The formation of the Sufi movement in Islam arose after the death of Muhammad as a reaction to the lack of personal connectivity to Allah that many followers experienced. These constituents of Islam believed in its" sacred texts, but felt that orthodox Islam was spiritually oppressive. Rather then perceive their existence as a product of Allah's want to be worshipped, pioneering Sufis desired to find divine love through a direct and personal link. This view contrasts with the traditional Islamic belief that the correct way to appease and relate to Allah is to submit to him through worship, rather then engage spiritual enlightenment to establish a dialogue. .

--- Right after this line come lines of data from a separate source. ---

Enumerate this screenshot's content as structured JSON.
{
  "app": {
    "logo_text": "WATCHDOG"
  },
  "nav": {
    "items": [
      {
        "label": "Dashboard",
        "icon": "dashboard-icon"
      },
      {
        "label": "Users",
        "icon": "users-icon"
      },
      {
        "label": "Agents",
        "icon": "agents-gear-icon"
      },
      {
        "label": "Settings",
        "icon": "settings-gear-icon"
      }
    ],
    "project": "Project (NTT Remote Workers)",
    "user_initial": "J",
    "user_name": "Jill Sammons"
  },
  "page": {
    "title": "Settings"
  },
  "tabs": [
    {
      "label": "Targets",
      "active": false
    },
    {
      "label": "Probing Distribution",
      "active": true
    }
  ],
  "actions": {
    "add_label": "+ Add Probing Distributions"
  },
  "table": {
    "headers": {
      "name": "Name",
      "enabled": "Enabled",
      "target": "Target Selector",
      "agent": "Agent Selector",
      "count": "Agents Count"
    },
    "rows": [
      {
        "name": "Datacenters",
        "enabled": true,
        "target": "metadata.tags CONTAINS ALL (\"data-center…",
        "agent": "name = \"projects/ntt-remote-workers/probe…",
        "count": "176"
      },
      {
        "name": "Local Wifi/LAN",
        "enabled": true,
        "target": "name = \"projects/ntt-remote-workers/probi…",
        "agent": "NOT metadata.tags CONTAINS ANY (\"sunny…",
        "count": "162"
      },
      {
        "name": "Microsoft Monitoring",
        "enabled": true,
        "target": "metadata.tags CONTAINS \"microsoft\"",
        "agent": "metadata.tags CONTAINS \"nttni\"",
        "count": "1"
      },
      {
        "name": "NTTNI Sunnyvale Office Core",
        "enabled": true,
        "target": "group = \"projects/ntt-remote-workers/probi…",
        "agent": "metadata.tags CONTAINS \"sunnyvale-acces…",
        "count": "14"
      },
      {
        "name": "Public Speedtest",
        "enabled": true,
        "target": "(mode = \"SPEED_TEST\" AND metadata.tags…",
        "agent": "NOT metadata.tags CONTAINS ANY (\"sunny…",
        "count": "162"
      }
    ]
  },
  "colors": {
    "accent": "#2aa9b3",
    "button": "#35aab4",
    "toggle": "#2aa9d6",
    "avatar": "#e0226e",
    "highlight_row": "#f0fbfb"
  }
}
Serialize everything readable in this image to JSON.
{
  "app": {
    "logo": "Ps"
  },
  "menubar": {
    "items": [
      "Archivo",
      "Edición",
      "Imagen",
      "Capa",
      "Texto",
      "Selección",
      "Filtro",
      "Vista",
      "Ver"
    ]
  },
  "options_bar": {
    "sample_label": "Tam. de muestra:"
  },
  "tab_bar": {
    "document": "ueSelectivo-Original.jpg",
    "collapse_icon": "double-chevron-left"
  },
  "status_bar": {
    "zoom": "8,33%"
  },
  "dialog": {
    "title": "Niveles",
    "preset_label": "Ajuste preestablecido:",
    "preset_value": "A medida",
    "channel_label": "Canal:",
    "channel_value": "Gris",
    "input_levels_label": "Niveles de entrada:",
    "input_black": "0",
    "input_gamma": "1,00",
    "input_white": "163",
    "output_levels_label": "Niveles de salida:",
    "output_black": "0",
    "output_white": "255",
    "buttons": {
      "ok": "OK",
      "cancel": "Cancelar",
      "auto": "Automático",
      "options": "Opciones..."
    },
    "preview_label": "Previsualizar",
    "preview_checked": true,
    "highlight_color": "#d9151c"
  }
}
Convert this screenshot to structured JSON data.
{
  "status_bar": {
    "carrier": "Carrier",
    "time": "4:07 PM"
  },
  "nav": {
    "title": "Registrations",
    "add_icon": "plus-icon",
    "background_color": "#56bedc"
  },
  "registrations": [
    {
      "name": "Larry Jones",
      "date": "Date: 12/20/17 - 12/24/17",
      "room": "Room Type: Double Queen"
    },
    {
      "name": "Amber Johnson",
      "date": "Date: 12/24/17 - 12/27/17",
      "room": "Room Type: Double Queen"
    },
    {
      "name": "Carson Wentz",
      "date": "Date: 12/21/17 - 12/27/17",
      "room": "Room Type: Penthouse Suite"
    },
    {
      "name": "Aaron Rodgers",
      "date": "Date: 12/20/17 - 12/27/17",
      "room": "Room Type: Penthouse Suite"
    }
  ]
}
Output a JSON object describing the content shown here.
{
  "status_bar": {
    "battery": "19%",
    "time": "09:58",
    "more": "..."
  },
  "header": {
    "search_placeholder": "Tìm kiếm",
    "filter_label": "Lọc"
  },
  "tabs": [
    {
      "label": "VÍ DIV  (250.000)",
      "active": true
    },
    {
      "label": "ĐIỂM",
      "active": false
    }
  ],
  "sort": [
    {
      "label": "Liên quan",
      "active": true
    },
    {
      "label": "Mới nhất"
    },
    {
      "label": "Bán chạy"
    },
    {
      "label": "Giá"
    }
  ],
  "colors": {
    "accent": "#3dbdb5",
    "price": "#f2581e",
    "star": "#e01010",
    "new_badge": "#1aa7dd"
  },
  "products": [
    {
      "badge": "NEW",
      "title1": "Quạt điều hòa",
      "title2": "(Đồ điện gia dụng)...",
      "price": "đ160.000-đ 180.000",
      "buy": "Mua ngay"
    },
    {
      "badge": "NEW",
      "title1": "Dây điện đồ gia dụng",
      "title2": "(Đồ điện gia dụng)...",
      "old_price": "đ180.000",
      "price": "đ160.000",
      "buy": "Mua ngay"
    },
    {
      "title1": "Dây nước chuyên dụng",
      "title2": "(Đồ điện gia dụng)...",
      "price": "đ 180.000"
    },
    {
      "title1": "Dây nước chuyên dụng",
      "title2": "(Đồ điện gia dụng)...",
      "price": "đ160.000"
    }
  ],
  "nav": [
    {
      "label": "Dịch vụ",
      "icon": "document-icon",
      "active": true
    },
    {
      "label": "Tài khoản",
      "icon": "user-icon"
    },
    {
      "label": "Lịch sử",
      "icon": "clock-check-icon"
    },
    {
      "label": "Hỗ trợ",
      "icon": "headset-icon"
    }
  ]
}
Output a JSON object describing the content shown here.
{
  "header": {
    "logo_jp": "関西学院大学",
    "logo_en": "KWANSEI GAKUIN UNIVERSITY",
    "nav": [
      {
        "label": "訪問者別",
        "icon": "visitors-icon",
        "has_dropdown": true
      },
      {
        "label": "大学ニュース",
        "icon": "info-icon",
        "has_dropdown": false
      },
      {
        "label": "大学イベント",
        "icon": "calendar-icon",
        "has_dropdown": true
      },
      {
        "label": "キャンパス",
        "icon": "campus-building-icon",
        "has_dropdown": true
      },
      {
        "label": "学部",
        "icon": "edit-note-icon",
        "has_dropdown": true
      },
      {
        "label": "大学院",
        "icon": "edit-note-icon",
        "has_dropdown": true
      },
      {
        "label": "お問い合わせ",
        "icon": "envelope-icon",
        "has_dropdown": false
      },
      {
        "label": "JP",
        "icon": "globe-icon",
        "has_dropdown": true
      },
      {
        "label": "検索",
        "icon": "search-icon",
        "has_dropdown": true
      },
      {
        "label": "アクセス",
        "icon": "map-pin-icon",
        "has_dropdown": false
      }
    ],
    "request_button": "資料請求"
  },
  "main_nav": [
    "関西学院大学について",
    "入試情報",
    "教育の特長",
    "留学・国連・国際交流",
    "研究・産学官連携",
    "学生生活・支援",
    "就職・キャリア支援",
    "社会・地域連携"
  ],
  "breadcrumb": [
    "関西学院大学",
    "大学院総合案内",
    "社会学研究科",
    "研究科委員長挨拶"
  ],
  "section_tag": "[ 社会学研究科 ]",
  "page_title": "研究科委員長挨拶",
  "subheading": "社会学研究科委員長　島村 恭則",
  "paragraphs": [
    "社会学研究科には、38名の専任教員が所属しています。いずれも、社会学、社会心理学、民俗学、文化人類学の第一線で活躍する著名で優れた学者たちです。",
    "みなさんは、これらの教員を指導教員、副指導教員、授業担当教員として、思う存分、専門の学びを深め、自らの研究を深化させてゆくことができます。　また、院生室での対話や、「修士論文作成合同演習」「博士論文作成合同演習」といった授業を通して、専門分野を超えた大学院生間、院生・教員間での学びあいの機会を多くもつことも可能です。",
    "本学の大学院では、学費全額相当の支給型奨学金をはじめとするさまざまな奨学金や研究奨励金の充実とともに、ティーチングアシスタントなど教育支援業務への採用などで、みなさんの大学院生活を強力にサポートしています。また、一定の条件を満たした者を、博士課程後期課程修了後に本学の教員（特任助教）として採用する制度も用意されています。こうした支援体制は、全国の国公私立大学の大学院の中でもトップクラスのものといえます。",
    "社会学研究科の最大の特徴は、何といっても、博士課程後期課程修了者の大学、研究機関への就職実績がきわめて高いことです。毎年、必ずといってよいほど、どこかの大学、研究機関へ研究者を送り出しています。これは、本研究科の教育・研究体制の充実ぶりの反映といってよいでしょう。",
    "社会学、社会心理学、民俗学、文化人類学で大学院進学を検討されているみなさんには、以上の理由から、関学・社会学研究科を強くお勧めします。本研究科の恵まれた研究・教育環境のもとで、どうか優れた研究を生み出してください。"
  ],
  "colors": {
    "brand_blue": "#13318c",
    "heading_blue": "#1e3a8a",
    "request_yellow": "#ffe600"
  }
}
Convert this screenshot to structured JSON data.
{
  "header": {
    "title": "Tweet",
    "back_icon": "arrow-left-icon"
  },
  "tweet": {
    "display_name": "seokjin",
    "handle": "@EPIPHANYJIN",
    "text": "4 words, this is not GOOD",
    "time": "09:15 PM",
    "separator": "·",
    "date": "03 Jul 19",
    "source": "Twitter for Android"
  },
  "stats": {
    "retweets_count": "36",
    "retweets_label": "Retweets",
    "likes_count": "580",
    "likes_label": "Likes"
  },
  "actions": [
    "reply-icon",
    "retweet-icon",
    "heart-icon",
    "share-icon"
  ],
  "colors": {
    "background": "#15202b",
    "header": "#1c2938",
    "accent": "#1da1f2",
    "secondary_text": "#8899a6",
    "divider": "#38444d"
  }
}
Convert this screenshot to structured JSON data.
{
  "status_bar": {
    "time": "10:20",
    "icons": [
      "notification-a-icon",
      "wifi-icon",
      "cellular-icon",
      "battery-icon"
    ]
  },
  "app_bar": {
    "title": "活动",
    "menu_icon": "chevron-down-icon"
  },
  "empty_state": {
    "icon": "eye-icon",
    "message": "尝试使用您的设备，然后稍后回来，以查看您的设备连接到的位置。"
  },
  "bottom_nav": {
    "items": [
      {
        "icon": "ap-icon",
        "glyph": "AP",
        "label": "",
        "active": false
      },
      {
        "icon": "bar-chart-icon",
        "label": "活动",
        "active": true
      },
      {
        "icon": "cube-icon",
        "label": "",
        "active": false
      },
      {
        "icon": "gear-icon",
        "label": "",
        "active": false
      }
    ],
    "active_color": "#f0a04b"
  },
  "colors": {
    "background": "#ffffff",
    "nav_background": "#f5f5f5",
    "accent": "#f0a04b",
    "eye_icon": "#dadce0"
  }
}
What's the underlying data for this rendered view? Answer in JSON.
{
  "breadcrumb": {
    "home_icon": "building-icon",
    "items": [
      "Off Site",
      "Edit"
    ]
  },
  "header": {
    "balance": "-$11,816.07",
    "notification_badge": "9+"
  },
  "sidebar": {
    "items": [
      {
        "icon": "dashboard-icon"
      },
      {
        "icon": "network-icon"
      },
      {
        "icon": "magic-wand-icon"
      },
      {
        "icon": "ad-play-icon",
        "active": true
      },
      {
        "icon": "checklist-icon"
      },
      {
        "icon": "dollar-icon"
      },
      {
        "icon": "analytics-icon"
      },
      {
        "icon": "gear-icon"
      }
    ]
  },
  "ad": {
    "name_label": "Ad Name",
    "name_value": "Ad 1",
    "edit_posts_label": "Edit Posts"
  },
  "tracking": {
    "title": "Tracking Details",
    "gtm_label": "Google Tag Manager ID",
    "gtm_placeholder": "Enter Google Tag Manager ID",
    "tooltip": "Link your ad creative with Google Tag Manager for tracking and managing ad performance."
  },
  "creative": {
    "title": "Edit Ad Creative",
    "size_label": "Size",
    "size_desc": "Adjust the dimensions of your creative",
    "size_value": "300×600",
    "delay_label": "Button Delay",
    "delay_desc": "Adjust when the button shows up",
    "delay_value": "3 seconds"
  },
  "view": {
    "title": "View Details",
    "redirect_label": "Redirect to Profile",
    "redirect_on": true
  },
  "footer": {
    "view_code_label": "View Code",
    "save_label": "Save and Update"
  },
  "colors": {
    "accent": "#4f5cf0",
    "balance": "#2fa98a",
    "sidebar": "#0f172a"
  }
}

In stating "I am the creative truth", Hallaj summarized the fundamental beliefs of Sufism. As this quote's significance is the summation of the Sufi's problems with Islam, Hallaj was executed by Islamic authorities for this statement. It is likely that Islamic followers erred in understanding the context of Hallaj's declaration, believing that he meant that he was Allah himself. My understanding of this quote is that Allah is the ultimate definition of reality and by spiritually connecting to Him one can interpret reality in the way that He can. If one takes the word creative to mean "expressive" and truth to mean "reality", then it is not a stretch to imagine that Hallaj meant that he was an expression of God's reality; a far cry from interpreting his statement at surface value (I am God). If Hallaj interpreted reality, and reality is God, then Hallaj had an individual perspective on God; this going against the Islamic dogma that God is a divine master that must be submitted to. Rather then believing that the purpose of our creation was to worship Allah, Sufis feel that the reason for our creation is to know Allah. This belief that one must sojourn through whatever means necessary to a establish relationship with God is the cornerstone of Sufi thinking, and its central difference with Islamic thinking.